Items from a data source:
#####

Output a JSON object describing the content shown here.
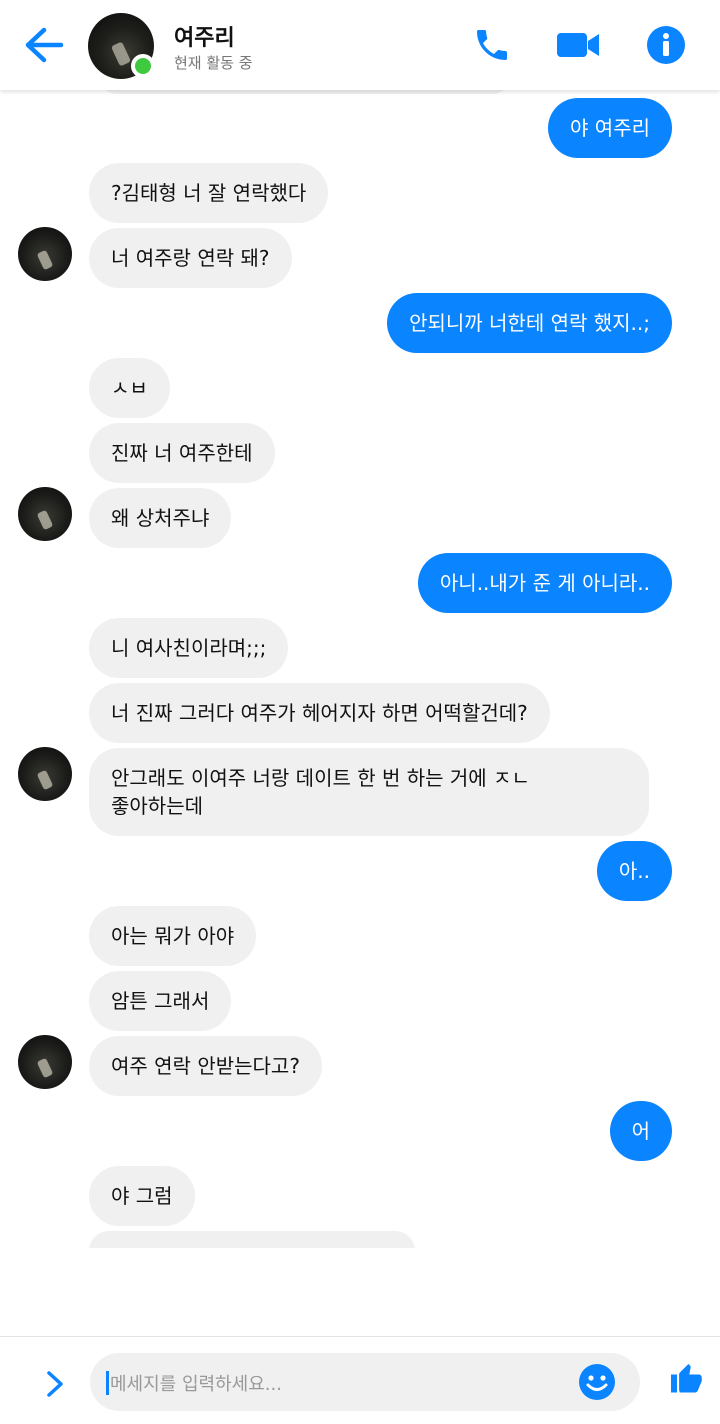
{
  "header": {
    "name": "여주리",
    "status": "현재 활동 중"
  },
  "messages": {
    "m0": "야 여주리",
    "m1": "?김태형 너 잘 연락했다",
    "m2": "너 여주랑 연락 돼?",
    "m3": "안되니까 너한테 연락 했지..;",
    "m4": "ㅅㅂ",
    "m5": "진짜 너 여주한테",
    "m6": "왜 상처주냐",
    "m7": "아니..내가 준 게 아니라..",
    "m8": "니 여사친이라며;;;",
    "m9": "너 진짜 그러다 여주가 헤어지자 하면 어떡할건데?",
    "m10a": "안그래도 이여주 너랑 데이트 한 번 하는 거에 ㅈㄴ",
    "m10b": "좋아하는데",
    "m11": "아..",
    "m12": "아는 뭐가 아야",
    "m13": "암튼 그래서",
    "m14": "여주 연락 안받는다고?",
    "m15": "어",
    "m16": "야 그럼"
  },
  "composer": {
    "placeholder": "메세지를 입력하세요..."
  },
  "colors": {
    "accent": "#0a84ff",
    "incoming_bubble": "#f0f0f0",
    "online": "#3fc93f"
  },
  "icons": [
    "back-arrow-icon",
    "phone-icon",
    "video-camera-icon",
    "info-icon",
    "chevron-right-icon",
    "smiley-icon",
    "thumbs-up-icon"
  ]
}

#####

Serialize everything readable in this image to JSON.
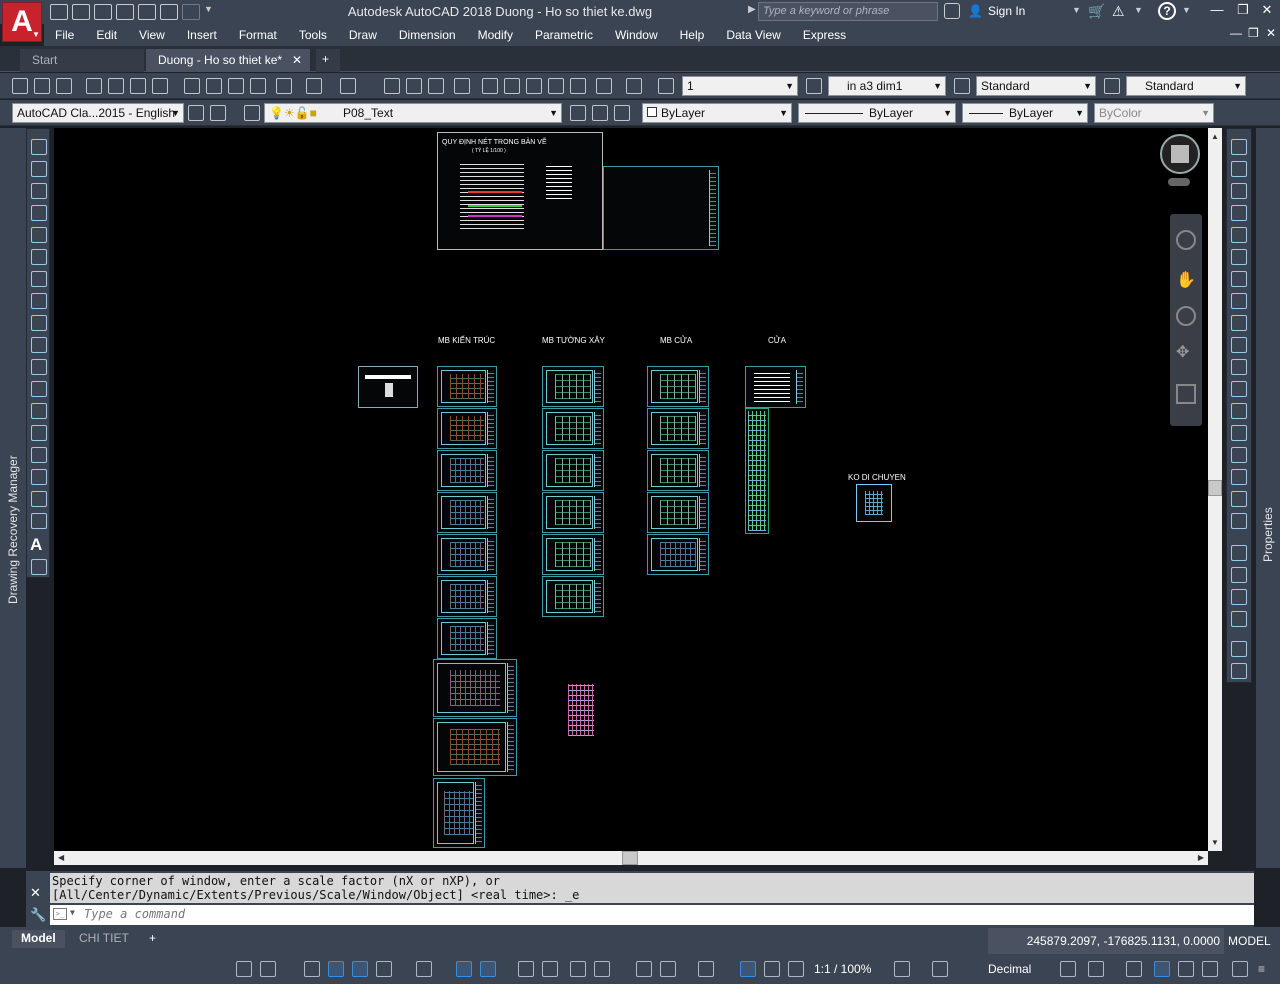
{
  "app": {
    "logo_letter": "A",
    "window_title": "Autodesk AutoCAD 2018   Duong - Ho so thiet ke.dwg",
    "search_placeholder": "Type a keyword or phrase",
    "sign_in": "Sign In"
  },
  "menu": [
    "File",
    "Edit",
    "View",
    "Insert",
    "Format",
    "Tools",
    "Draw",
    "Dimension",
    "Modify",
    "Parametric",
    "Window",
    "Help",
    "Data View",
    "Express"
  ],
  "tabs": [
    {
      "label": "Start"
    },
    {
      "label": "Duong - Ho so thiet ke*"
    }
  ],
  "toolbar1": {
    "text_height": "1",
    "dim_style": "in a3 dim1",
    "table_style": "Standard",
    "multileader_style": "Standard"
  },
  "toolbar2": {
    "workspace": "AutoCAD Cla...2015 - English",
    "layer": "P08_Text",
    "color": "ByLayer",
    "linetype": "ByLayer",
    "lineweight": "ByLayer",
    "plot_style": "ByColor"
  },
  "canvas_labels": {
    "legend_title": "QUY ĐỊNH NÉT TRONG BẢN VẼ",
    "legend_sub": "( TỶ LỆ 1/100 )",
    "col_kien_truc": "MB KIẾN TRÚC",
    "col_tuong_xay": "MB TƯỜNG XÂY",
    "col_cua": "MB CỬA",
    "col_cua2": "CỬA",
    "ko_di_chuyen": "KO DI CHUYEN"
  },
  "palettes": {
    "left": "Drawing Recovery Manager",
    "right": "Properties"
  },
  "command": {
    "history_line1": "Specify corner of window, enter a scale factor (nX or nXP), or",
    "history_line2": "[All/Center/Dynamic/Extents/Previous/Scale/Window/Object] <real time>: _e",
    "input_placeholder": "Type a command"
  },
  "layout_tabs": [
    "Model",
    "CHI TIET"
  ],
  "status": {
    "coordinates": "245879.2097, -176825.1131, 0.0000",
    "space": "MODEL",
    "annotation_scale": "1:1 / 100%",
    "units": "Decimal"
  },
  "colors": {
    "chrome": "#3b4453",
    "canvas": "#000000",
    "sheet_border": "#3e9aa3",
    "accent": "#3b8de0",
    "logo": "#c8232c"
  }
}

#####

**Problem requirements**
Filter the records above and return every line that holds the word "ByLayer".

**Result of the exercise**
    "color": "ByLayer",
    "linetype": "ByLayer",
    "lineweight": "ByLayer",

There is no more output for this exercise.